    10/13 RIB-082 Gross/ORNL A time-of-flight system for measuring fusion-evaporation cross-sections using radioactive ion beams
    10/14-16RIB-037 Meigs,Juras/ORNLTandem development
    10/17-18Shutdown
    10/19 RIB-082 Gross/ORNL A time-of-flight system for measuring fusion-evaporation cross-sections using radioactive ion beams
    10/20-22RIB-035 Stracener/ORNLTarget ion source development
    10/23 RIB-082 Gross/ORNL A time-of-flight system for measuring fusion-evaporation cross-sections using radioactive ion beams
    10/24-11/5Shutdown
    11/6 RIB-037 Meigs,Juras/ORNL Tandem development
    11/7-8 Shutdown
    11/9-13 RIB-037 Meigs,Juras/ORNLTandem development
    11/14-15Shutdown
    11/16 RIB-037 Meigs,Juras/ORNLTandem development
    11/16-17 RIB-152 Krolas/Institute of Nuclear Physics, Krakow Structure of neutron-rich Cu and Zn isotopes produced in deep-inelastic transfer reactions with radioactive ion beams
    11/17-18 RIB-035 Stracener/ORNLTarget ion source development
    11/18 RIB-037 Meigs,Juras/ORNLTandem development
    11/18-20 RIB-082 Gross/ORNL A time-of-flight system for measuring fusion-evaporation cross-sections using radioactive ion beams
    11/20 RIB-037 Meigs,Juras/ORNLTandem development
    11/21-22 Shutdown
    11/23-24 RIB-035 Stracener/ORNL Target ion source development
    11/24 RIB-188 Bardayan/ORNL Astrophysics Stable Beam Experiments
    11/25 RIB-035 Stracener/ORNLTarget ion source development
    11/26-12/7Shutdown
    12/7-9 RIB-035 Stracener/ORNL Target ion source development

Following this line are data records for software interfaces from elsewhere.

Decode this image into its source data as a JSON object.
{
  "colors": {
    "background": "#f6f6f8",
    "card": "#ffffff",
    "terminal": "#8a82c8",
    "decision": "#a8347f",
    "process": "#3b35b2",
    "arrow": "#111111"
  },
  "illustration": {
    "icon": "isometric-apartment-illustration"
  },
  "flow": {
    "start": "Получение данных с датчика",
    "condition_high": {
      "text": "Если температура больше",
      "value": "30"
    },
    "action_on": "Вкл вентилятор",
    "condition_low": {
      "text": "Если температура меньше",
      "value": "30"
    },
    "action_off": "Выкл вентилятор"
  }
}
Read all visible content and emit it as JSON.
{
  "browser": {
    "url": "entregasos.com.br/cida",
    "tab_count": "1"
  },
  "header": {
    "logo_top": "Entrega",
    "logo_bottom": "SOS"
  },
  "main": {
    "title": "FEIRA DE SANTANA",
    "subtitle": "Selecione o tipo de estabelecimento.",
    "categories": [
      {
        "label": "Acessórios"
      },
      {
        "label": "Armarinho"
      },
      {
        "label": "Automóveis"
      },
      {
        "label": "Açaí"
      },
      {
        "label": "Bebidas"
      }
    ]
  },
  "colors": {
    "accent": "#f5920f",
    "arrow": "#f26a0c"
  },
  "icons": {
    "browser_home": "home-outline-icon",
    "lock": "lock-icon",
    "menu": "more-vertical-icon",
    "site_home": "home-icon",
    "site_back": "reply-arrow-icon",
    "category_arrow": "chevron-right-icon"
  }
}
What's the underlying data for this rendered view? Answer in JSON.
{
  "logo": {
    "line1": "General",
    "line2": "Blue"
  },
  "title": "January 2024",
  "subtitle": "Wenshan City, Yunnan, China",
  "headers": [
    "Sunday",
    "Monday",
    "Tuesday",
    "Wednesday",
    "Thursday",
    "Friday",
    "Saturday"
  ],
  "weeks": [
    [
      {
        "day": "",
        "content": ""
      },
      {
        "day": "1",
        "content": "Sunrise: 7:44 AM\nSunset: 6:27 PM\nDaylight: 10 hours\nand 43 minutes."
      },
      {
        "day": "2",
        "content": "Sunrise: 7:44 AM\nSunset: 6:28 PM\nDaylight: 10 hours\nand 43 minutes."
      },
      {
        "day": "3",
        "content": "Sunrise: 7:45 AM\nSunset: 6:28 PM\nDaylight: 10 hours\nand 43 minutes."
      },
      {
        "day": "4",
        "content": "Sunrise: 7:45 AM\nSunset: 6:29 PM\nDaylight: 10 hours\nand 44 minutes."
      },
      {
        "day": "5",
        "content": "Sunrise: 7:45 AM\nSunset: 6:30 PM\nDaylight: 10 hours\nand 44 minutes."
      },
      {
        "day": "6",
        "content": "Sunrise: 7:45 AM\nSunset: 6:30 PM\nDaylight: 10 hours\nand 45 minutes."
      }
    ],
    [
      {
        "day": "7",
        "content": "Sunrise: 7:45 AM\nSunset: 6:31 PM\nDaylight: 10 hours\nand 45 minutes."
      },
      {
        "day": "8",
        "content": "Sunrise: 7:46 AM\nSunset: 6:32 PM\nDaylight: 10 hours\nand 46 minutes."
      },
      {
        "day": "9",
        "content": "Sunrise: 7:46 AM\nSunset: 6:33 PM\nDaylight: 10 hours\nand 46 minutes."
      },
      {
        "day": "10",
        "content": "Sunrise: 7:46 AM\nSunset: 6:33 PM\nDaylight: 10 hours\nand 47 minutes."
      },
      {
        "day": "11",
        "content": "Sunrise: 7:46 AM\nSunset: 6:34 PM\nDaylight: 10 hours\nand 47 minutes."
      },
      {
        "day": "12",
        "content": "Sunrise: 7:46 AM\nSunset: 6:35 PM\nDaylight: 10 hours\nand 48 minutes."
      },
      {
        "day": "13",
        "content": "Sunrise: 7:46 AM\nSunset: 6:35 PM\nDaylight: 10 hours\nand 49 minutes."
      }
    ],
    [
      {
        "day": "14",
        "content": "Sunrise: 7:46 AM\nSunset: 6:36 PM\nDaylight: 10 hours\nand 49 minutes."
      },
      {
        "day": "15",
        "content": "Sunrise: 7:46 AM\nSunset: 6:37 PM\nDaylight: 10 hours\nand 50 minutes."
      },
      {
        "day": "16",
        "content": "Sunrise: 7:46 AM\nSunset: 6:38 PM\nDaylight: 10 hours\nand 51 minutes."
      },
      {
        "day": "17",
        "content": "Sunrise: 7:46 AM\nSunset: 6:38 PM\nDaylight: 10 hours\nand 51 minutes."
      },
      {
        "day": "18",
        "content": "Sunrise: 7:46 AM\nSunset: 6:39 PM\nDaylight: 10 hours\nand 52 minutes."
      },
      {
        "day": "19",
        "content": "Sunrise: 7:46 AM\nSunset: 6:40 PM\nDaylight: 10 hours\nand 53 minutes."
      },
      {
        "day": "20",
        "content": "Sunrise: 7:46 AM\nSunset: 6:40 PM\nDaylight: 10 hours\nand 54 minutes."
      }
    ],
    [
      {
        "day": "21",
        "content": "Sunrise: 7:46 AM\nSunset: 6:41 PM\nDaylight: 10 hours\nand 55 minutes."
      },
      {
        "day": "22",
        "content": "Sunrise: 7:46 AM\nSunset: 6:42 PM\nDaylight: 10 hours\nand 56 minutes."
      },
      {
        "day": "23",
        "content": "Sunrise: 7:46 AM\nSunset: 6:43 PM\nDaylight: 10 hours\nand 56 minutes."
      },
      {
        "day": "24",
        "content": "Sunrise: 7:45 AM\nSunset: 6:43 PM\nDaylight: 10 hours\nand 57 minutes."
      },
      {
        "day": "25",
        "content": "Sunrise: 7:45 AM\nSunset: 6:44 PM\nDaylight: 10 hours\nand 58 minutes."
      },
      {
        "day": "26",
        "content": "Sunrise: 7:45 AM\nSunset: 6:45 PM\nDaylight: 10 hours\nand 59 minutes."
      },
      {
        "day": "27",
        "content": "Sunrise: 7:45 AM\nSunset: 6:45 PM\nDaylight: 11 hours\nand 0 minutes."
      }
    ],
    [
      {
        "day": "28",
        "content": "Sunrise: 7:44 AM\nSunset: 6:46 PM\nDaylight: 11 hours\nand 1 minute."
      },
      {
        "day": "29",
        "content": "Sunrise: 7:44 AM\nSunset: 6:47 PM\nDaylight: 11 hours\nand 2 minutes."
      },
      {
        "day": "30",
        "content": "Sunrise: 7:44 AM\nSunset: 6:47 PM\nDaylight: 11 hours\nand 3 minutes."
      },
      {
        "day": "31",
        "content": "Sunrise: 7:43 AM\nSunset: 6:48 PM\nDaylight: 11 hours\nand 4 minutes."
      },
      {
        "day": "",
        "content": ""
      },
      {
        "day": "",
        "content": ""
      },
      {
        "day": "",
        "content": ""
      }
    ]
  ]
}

    12/9-18RIB-143 Amro,Kolata/University of Notre Dame Fusion of 132,124Sn with 48,40Ca
    12/19 RIB-037 Meigs,Juras/ORNLTandem development
    12/19-20Shutdown
    12/21-22RIB-037 Meigs,Juras/ORNLTandem development
    12/22 Shutdown
    12/22-23 RIB-169 Rykaczewski/ORNL LeRIBSS Development
    12/23-31 Shutdown